The same holds true for struggling climbers who reach the mountain’s “death zone.” When climber Maxime Chaya and his team found David Sharp still in the cave on their own descent from the summit, they knew that there was nothing they could do. Unwilling to simply abandon the Englishman (whose face was already turning black), Chaya sat with him and prayed until he was forced to leave or risk his own life; those who heard his desperate radio messages at the base camp could only listen and weep.
David Sharp’s death generated a good deal of controversy, mainly because of the sheer number of people who saw him while he was still alive; at least 40 other climbers passed by him in the cave and did little to help him.
It is still unclear whether he could potentially have been saved had one of the climbers given him drugs or oxygen on the first day he sat frozen. There have also been contradictory accounts from the other climbers regarding whether reports requesting help were actually radioed in, or whether they received instructions to leave him and continue on their ways.

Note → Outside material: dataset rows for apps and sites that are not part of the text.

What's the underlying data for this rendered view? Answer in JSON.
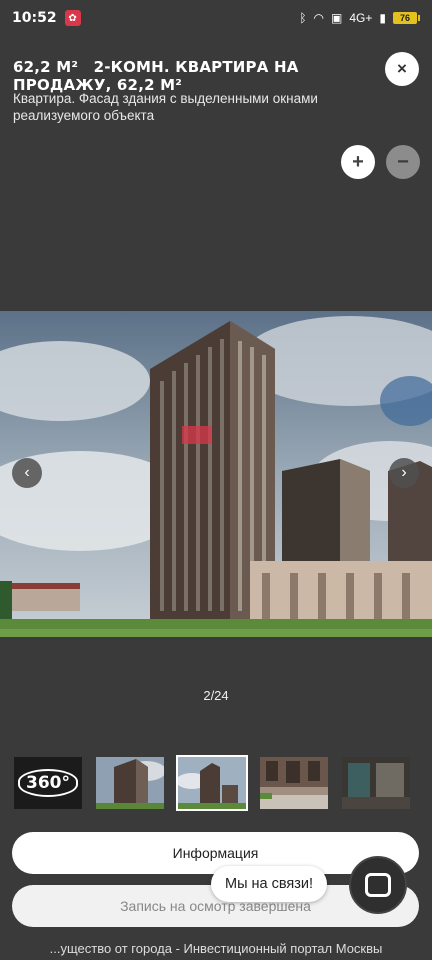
{
  "status_bar": {
    "time": "10:52",
    "network": "4G+",
    "battery": "76"
  },
  "header": {
    "area": "62,2 М²",
    "title": "2-КОМН. КВАРТИРА НА ПРОДАЖУ, 62,2 М²",
    "caption": "Квартира. Фасад здания с выделенными окнами реализуемого объекта"
  },
  "controls": {
    "close": "×",
    "zoom_in": "+",
    "zoom_out": "−",
    "prev": "‹",
    "next": "›"
  },
  "gallery": {
    "counter": "2/24",
    "thumb_360_label": "360°"
  },
  "buttons": {
    "info": "Информация",
    "visit": "Запись на осмотр завершена"
  },
  "chat": {
    "bubble": "Мы на связи!"
  },
  "footer": {
    "text": "...ущество от города - Инвестиционный портал Москвы"
  },
  "colors": {
    "background": "#3a3a3a",
    "highlight": "#d8384a",
    "battery": "#e3c21f"
  }
}
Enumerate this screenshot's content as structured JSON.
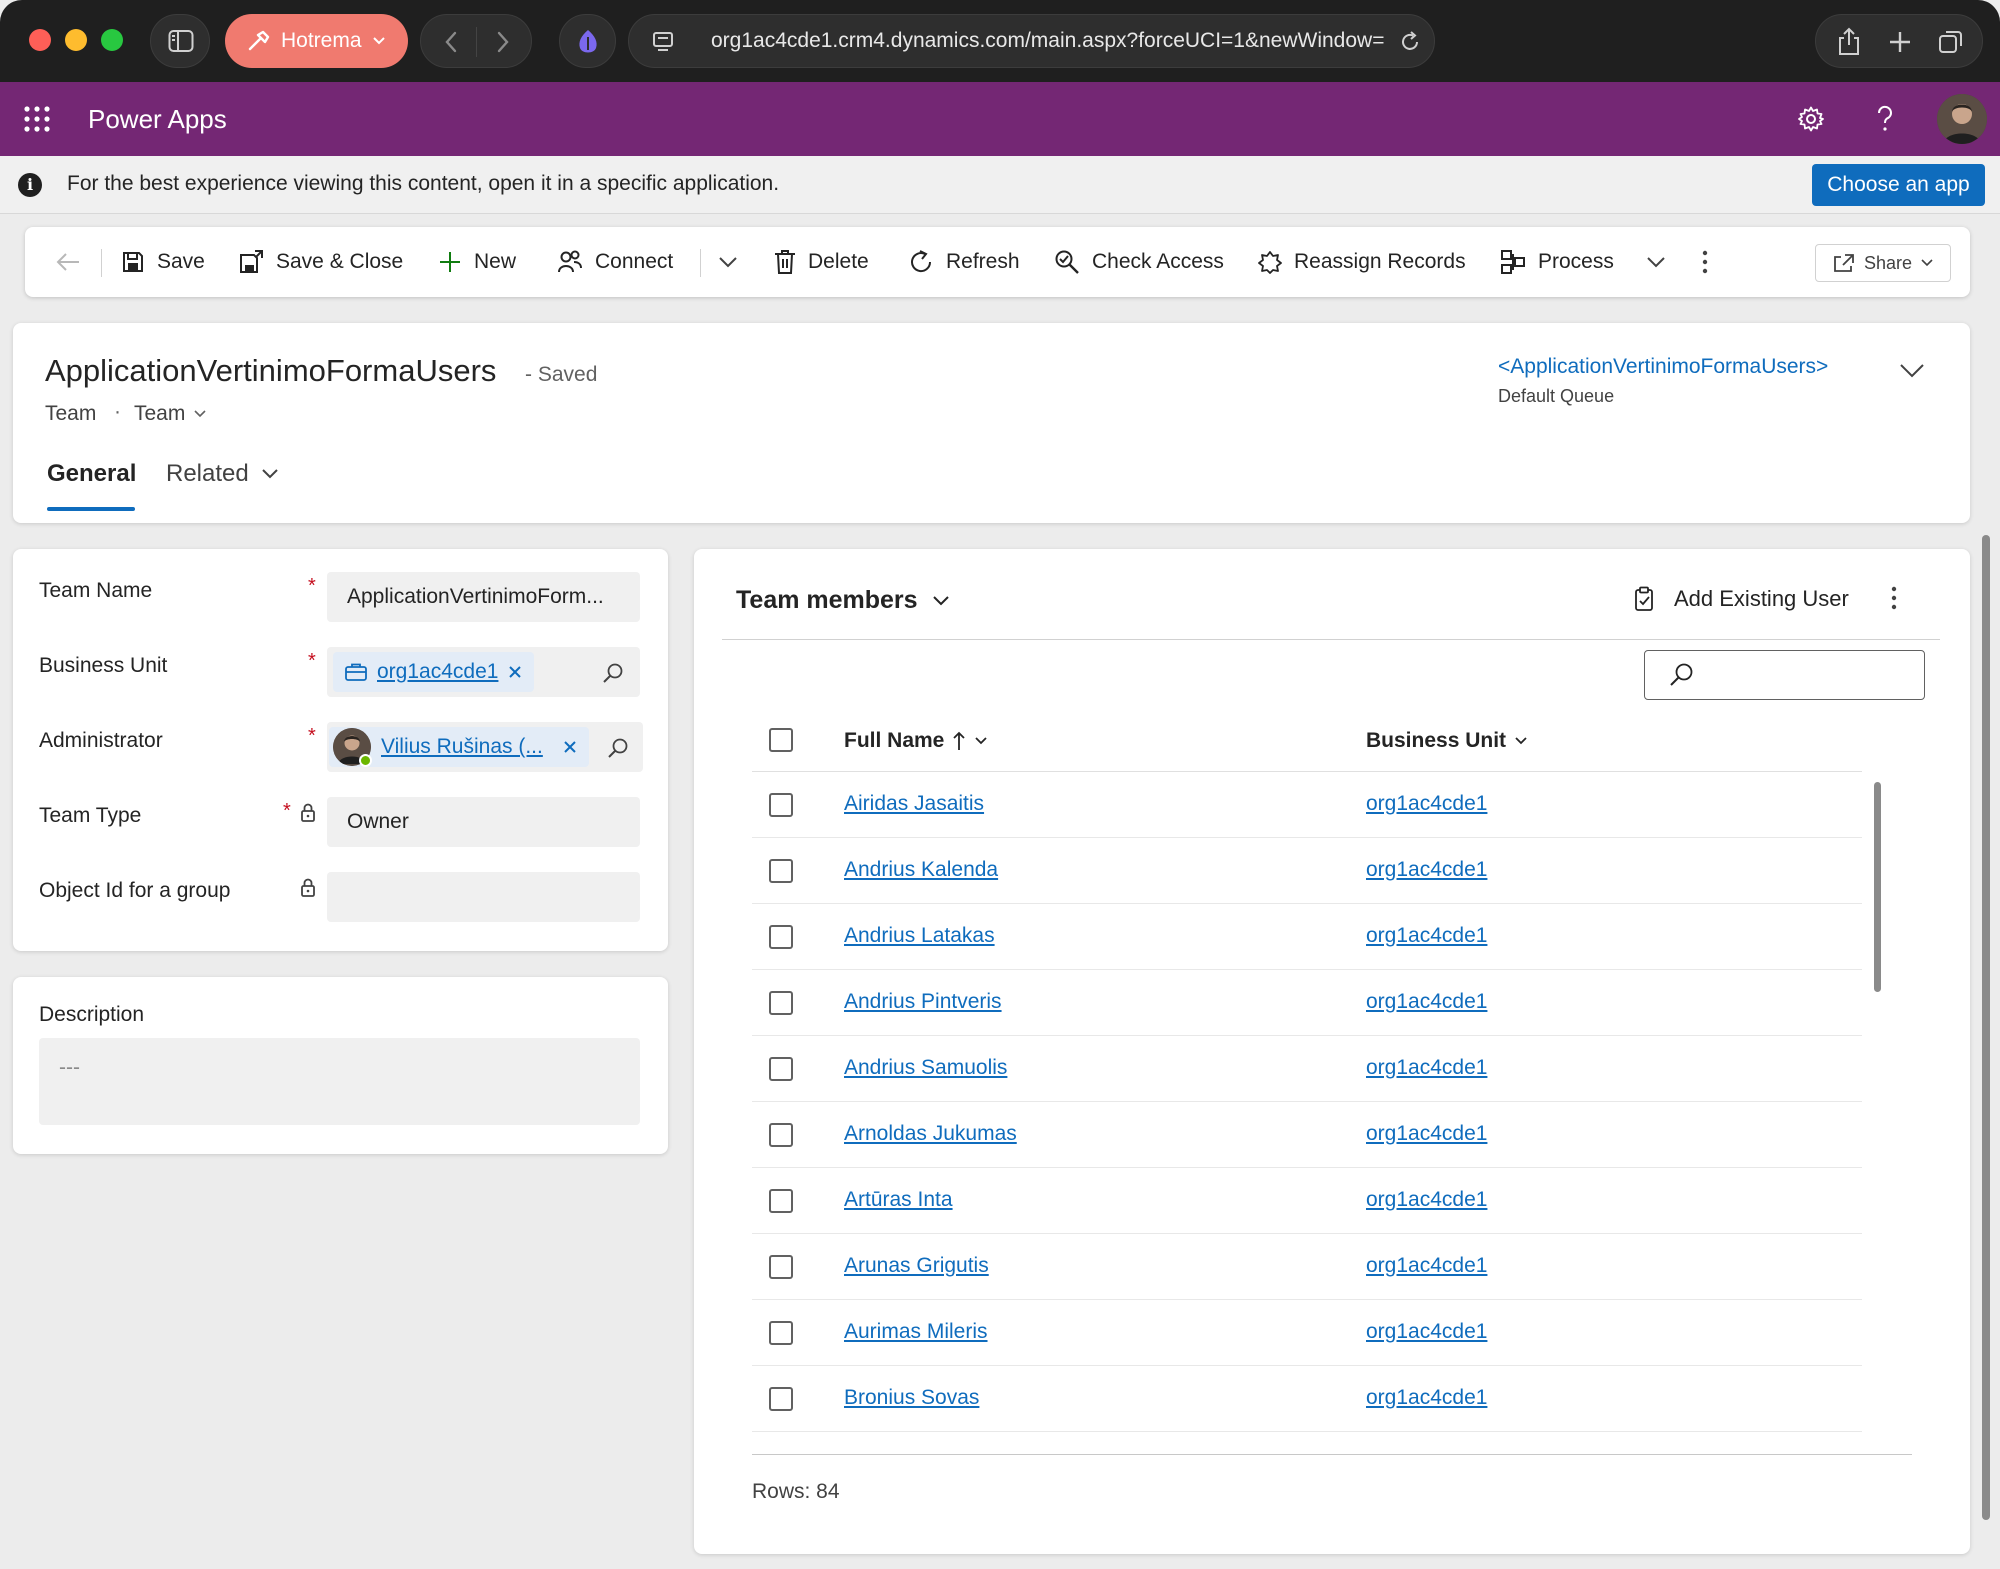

Sir Edmund Hillary, the first climber to reach Everest’s summit, was particularly disgusted by the attitudes of the climbers who passed by Sharp. Hillary decried the current fanaticism of “people [who] just want to get to the top” and declared that “on my expedition, there was no way that you would have left a man under a rock to die.”
It is even debated if David Sharp did meet his goal and reach the summit before succumbing to the cold; whether he did or not, his body will join the others in warning climbers of the constant perils of the mountain.
Next, check out the story of Marco Siffredi, the guy who died while snowboarding down Everest. Then, read about Beck Weathers, whose escape from certain death on Everest was nothing short of a miracle.